- The government wants to control the people, or obtain a resource, or pursue some objective that could not be reasonably achieved if transparently presented to the citizenry.
- The government "propaganda machine," sometimes in coordination with "the media" and "big business," "manufactures" a "crisis" whose only solution is increased government power.
- The people acquiesce in order to preserve their safety, and the government achieves its objective.
As a result, those who see the world in this manner treat any discussion of real threats as step 2 in this process towards decreased liberty via increased government power. Those who seek to inform the citizenry of real threats are dismissed as sowing "FUD."
This is a tragedy, because it means that we continue to suffer at the hands of real threats who laugh while pillaging their target.
Yes, there are surely those in government who see any crisis as an opportunity to advance their agenda. Yes, governments have manufactured threats in the past to justify action. I am a history major so I am well schooled in these events, and as a libertarian I am suspicious of the government. However, I am not blinded to reality, unlike those who choose to dismiss threats as "simple espionage" and the like.
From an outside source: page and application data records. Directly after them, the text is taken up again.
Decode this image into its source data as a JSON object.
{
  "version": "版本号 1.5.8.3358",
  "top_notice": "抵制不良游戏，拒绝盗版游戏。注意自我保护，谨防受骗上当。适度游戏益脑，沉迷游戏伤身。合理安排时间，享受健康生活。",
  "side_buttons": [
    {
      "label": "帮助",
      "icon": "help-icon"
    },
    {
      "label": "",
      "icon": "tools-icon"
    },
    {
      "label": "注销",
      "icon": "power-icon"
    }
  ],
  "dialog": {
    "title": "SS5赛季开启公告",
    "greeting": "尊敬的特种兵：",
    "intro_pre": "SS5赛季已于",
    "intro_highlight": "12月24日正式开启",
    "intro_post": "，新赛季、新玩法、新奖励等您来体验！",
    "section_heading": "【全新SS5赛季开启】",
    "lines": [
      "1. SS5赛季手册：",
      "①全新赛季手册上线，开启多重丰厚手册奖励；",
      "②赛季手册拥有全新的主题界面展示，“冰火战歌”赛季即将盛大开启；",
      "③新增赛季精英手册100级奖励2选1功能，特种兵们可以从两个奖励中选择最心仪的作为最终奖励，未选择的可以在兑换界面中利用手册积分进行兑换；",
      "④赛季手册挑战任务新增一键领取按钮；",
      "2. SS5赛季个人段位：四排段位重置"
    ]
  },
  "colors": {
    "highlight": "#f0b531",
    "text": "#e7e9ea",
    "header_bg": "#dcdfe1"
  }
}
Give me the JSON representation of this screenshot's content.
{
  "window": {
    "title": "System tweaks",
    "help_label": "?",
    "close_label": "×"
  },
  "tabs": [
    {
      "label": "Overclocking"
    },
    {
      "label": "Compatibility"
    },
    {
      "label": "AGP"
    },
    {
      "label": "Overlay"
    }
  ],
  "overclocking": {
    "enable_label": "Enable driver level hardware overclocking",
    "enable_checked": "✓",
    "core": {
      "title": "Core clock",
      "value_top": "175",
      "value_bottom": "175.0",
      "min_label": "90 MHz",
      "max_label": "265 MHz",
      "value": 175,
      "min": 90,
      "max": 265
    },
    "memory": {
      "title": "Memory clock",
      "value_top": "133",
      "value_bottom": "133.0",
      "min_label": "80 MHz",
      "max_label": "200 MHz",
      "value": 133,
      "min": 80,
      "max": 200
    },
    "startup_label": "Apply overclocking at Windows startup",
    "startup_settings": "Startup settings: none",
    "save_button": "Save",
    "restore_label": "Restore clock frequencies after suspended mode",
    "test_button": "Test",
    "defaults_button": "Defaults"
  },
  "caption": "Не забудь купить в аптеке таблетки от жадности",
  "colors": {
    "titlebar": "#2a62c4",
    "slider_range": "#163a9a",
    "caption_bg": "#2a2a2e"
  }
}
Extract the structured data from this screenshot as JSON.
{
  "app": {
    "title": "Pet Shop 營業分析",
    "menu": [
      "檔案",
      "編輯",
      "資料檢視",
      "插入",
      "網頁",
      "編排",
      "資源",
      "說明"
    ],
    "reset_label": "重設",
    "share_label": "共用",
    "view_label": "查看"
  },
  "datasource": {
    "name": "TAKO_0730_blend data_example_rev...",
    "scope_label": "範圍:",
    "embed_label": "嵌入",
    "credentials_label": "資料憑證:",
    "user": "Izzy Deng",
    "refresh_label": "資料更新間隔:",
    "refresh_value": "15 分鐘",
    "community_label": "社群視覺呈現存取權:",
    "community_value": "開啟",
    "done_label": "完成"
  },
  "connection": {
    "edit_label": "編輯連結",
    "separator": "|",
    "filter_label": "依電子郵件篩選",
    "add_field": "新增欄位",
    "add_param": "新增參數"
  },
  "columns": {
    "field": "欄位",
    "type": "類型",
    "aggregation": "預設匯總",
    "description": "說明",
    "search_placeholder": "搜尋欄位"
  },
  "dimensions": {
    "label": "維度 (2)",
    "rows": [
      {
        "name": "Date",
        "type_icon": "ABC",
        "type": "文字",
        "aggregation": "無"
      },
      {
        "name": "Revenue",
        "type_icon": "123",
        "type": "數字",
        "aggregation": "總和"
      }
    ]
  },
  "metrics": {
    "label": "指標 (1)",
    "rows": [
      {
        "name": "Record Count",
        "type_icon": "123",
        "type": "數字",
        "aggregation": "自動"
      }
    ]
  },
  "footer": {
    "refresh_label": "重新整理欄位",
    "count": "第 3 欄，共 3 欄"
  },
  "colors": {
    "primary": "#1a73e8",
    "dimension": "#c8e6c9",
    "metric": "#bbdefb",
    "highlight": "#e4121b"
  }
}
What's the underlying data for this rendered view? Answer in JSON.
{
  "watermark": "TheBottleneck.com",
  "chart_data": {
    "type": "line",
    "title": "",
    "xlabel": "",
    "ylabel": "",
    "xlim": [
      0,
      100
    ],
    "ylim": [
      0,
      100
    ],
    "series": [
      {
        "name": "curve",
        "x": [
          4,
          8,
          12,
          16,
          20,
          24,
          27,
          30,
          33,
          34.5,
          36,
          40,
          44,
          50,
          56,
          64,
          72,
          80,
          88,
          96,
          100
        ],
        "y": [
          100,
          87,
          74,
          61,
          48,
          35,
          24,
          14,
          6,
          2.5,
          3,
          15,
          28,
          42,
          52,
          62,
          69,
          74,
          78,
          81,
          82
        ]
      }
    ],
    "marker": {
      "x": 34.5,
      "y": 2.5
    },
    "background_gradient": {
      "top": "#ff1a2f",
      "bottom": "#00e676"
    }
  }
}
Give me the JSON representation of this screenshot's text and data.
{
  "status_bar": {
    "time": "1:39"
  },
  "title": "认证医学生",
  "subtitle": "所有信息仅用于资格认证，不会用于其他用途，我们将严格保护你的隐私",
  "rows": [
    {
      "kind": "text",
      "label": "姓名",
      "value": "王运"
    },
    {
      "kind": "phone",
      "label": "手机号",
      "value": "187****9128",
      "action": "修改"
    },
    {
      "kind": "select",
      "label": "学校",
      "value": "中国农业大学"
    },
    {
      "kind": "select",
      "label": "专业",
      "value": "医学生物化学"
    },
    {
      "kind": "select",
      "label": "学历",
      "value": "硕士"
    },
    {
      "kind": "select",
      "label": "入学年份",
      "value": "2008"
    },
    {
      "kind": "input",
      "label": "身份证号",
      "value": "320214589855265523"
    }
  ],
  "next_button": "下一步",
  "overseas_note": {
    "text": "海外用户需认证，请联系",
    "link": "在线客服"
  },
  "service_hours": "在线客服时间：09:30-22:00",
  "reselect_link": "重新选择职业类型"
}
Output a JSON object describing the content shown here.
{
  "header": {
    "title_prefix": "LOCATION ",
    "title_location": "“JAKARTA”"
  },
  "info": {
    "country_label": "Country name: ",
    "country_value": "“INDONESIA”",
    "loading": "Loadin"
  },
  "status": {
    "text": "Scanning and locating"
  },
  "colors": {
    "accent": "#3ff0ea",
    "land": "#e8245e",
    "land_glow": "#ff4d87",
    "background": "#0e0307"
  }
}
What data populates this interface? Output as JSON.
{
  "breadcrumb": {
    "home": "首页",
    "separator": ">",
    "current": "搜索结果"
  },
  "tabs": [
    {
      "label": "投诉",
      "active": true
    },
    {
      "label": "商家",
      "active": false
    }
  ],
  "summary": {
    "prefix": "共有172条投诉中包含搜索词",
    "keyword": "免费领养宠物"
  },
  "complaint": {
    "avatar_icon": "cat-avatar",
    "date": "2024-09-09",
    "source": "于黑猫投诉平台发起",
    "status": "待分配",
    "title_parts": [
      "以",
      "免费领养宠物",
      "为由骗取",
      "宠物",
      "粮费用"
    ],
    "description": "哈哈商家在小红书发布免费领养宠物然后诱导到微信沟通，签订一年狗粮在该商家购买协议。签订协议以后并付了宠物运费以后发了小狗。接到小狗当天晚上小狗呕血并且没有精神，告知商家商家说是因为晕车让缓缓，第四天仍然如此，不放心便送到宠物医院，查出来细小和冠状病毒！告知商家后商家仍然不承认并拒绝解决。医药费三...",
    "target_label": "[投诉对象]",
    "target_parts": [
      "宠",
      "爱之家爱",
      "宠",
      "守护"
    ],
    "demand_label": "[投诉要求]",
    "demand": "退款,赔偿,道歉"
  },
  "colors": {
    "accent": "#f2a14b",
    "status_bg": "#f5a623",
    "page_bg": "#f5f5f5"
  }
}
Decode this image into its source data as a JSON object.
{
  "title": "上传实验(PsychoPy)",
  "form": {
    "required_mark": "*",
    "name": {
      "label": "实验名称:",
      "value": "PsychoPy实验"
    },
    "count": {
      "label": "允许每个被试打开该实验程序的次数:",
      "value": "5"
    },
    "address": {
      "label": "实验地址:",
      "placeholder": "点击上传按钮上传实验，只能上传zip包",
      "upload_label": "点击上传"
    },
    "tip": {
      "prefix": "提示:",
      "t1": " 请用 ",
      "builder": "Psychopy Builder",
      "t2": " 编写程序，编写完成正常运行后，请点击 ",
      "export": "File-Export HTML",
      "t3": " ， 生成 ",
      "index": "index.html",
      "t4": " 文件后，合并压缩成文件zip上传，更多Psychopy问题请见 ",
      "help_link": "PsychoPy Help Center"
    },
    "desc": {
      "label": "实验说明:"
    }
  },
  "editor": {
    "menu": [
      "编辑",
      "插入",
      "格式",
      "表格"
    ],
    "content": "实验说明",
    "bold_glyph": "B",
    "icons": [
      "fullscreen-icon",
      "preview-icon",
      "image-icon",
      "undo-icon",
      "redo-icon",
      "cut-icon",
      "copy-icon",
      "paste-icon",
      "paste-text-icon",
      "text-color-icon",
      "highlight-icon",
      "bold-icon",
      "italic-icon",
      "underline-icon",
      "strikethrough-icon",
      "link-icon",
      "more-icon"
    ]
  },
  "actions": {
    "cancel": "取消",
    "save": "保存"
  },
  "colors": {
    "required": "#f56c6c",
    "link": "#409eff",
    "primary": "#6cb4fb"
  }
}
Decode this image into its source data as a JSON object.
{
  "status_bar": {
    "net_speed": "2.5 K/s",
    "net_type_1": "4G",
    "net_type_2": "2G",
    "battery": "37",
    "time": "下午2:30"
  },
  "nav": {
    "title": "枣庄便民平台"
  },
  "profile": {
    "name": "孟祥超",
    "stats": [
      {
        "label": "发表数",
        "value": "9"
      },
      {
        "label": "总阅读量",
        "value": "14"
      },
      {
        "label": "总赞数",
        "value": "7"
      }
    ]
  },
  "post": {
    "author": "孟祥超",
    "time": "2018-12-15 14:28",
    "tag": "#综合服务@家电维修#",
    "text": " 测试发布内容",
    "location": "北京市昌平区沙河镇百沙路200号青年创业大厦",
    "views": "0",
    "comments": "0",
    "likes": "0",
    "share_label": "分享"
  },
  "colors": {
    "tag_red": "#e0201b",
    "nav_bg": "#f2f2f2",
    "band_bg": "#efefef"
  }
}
In the past I've been somewhat ambiguous about cyberwar. Starting now, I've decided to say it: cyberwar is real.
The reason some others aren't willing to say this is because they are keeping their minds narrowed to historical definitions of war, or they are not aware of the "facts on the ground," or they choose to ignore facts because they see them as elements of "step 2" and thereby inherently false.
I mentioned in a recent post that Attrition.org has decided to ridicule those who quote Sun Tzu, and I largely agree. At the micro level of civilian defense of corporate systems, where defenders cannot strike back, "war" does not seem to be the correct paradigm, so Sun Tzu fails as a way to interpret enterprise defense.
However, at the level of nation states, the entities which wage war, Sun Tzu is as applicable as ever. And this is the problem with those who dismiss cyberwar; they think that without bullets being fired, there is no war. Sun Tzu would laugh at that:
For to win one hundred victories in one hundred battles is not the acme of skill. To subdue the enemy without fighting is the acme of skill.
Bruce Lee, and before him Tsukahara Bokuden understood that "fighting without fighting" is the highest form of war.
Cyberwar, therefore, may be seen as a means to subdue the enemy without traditional "fighting."
It's likely that if those who dismiss cyberwar as "simple espionage" gain the political and philosophical high ground, and threats continue to ravage their victims, no bullets would ever need to be fired. The victim would not need to be "conquered" by traditional means; physical "war" would be redundant.
Does all this mean I agree with government plans to "defend" the Internet? Of course not. However, it is foolish to dismiss the threat because one does not agree with a government-proposed "solution."